Members: Alison Krauss
Genre: Country / American Bluegrass
Hometown: Champaign, Illinois
Awards: 20 Grammy Awards—more than any other female artist and tied for seventh-most of all artists
Albums: Too Late to Cry, Two Highways, Ive Got That Old Feeling, Forget About It, New Favorite, Lonley Runs Both Ways
While many people know Alison Krauss as the extremely successful country music artist who always seems to be near the top of the charts, she actually began her career at a very young age. Krauss began taking violin lessons and classical music instruction from the age of five and formed her own band by the time she was 12. At the young age of 14, she was signed to her first record contract with Rounder Records and released her first album, Too Late to Cry, in 1987. With her unique blend of folk music and bluegrass influences, Krauss would grow from a child prodigy to one of the most popular voices on the country music scene today.
Along with her backup band Union Station, Krauss released two more albums over the course of the late '80s and early '90s. 1990's I've Got That Old Feeling, won Krauss her first Grammy Award for Best Original Bluegrass Recording and would be the first one to hit the Billboard charts and peaked at No. 27. After a series of albums like Every Time You Say Goodbye and I know Who Holds Tomorrow, Krauss' runaway hit came in 1995 with the compilation, Now That I've Found You: A Collection. The record hit No. 2 on the country music charts and was be certified platinum. Krauss' unique take on bluegrass was just the boost the genre needed.
After the surprising success of Now That I've Found You, Krauss and Union Station would release two more albums over the course of the '90s, including So Long, So Wrong, and Forget About It. In the early 2000s, Krauss and her group would begin to reach new audiences when they collaborated with a series of artists on the soundtrack of the film, O Brother, Where Art Thou? The ensuing tour would bring Krauss to thousands of new listeners around the country and the group's celebrity would continue to grow.

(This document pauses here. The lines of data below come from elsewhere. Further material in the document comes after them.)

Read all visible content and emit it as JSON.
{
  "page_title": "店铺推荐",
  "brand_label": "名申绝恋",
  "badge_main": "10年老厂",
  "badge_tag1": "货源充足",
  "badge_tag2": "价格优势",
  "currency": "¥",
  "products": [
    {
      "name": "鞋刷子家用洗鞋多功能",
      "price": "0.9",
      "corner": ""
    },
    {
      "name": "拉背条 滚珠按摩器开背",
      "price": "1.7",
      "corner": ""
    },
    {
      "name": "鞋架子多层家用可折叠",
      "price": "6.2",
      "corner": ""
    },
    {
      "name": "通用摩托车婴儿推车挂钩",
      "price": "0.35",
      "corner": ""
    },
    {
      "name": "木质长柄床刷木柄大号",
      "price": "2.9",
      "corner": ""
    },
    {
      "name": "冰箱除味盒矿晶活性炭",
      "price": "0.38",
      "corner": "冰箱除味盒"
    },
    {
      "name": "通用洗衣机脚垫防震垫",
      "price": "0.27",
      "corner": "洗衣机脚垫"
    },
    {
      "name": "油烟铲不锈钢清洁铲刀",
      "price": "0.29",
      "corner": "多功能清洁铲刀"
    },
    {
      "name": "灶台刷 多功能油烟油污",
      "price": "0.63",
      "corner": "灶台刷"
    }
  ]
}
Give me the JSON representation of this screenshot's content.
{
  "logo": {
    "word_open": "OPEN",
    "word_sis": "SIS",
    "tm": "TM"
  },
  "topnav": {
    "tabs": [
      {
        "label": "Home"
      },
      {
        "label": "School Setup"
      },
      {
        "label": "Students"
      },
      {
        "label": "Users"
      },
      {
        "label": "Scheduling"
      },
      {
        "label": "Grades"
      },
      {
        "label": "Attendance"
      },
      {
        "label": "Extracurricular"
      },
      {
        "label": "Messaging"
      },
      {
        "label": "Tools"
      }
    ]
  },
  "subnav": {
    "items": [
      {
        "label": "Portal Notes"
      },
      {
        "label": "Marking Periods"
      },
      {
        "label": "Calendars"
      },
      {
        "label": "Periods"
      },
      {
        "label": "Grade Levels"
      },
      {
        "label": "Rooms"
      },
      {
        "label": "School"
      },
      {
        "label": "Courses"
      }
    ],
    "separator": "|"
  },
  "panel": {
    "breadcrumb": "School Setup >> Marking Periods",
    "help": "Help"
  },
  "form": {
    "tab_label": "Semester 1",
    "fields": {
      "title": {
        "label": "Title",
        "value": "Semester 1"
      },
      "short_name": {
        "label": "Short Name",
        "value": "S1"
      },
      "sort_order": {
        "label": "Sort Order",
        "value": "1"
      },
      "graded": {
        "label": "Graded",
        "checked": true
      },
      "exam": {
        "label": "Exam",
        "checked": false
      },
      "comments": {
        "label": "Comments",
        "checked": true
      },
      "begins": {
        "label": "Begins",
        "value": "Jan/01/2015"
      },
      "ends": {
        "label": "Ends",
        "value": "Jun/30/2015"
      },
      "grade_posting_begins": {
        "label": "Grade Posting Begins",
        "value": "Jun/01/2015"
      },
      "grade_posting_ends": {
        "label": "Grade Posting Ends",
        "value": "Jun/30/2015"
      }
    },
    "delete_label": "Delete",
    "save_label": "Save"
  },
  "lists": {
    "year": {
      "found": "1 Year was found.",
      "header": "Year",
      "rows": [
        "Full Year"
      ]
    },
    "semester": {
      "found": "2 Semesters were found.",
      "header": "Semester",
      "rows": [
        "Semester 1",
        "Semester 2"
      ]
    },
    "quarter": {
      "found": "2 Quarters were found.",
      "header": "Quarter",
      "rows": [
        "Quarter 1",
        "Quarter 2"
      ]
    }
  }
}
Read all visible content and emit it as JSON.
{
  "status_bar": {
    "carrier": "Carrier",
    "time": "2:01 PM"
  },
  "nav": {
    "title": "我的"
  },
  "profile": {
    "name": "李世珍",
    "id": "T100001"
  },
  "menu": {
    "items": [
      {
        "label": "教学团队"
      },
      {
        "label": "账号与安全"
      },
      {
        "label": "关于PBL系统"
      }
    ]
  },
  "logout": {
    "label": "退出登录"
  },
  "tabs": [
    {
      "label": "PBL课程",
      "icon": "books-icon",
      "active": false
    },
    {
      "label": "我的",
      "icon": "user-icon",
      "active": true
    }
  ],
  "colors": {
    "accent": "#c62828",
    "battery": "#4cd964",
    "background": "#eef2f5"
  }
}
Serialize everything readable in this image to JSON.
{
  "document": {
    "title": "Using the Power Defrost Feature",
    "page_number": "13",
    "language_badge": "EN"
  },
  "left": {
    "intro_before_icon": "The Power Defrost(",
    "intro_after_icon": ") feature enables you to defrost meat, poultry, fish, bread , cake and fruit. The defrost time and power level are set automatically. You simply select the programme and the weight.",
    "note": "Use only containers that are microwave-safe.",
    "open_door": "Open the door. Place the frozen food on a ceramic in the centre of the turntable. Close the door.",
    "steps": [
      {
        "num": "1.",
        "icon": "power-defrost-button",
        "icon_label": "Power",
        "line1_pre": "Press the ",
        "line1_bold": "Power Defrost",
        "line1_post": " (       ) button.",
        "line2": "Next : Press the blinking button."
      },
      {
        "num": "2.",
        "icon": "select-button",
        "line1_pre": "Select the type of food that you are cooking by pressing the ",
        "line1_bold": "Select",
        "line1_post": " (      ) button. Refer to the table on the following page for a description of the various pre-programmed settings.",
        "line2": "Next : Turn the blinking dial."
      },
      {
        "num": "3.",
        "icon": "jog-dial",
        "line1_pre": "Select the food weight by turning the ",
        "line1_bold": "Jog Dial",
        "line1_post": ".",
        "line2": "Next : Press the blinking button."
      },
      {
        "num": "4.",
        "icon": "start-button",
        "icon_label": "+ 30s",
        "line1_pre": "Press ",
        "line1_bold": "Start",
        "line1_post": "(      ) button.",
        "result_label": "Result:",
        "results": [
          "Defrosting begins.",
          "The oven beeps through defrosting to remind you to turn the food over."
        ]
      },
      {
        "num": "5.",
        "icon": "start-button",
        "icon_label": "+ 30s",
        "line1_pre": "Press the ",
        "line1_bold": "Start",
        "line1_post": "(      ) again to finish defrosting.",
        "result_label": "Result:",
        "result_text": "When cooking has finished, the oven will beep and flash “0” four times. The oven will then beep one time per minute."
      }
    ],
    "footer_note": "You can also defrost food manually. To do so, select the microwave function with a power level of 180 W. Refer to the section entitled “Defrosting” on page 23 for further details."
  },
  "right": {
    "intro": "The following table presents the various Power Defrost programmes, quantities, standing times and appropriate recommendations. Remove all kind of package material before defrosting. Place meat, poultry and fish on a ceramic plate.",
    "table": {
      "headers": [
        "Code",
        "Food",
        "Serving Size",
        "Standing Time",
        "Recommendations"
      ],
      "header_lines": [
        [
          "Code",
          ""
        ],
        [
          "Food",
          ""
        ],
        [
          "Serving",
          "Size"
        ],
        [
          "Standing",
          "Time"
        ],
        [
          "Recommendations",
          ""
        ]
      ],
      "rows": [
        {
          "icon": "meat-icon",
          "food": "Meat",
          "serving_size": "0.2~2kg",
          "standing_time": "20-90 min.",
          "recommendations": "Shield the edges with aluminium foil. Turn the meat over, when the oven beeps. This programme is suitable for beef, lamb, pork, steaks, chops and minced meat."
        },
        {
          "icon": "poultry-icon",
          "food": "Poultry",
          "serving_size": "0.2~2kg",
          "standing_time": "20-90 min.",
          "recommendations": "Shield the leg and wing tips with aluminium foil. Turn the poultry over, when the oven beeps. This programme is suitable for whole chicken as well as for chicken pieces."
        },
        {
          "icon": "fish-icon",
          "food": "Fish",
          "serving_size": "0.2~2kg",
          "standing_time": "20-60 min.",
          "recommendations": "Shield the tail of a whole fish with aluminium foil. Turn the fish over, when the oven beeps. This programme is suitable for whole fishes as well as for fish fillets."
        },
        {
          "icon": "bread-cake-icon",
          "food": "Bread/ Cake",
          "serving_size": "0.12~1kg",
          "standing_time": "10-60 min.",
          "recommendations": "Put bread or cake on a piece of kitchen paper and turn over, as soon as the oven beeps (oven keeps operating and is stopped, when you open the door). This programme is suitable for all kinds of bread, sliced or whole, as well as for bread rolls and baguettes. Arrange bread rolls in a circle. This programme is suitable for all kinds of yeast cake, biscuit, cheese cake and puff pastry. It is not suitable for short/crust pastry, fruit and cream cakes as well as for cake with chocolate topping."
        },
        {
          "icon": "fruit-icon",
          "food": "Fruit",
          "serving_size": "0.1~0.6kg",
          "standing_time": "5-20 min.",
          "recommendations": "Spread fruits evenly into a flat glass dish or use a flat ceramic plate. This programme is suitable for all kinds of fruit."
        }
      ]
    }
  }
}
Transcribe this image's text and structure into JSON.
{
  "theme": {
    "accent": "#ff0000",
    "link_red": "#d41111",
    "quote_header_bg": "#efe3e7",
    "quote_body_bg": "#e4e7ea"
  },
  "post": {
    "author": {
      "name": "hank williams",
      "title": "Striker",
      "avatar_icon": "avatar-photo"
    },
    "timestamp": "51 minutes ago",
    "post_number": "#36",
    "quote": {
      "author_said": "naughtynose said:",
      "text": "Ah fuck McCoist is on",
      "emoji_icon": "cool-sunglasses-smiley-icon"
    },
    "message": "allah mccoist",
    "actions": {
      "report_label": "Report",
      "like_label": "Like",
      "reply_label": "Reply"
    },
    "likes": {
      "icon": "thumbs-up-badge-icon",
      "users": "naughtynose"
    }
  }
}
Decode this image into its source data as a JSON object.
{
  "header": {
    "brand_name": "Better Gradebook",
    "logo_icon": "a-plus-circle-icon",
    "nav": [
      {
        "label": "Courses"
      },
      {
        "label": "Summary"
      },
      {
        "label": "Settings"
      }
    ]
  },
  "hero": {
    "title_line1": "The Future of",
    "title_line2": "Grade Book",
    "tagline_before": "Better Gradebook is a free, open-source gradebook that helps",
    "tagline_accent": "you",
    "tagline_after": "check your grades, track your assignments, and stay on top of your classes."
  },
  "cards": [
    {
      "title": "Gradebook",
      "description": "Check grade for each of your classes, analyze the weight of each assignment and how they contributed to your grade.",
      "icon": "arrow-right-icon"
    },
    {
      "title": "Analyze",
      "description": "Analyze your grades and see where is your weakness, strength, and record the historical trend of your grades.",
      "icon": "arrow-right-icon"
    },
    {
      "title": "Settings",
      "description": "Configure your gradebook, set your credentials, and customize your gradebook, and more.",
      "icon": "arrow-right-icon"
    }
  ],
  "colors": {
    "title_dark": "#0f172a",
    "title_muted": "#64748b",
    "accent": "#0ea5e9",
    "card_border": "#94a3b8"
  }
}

Krauss and her band released a series of albums over the course of the 2000s, but finally scored a major chart riser in 2004 with Lonely Runs Both Ways. The album would hit No. 29 on the Billboard 200 albums chart, but was overshadowed by another commercial success, A Hundred Miles or More: A Compilation, which would reach No. 10. In 2011, Krauss and Union Station released Paper Airplane, which climbed all the way to No. 3 on the charts and solidified Krauss as one of the most important voices in American music.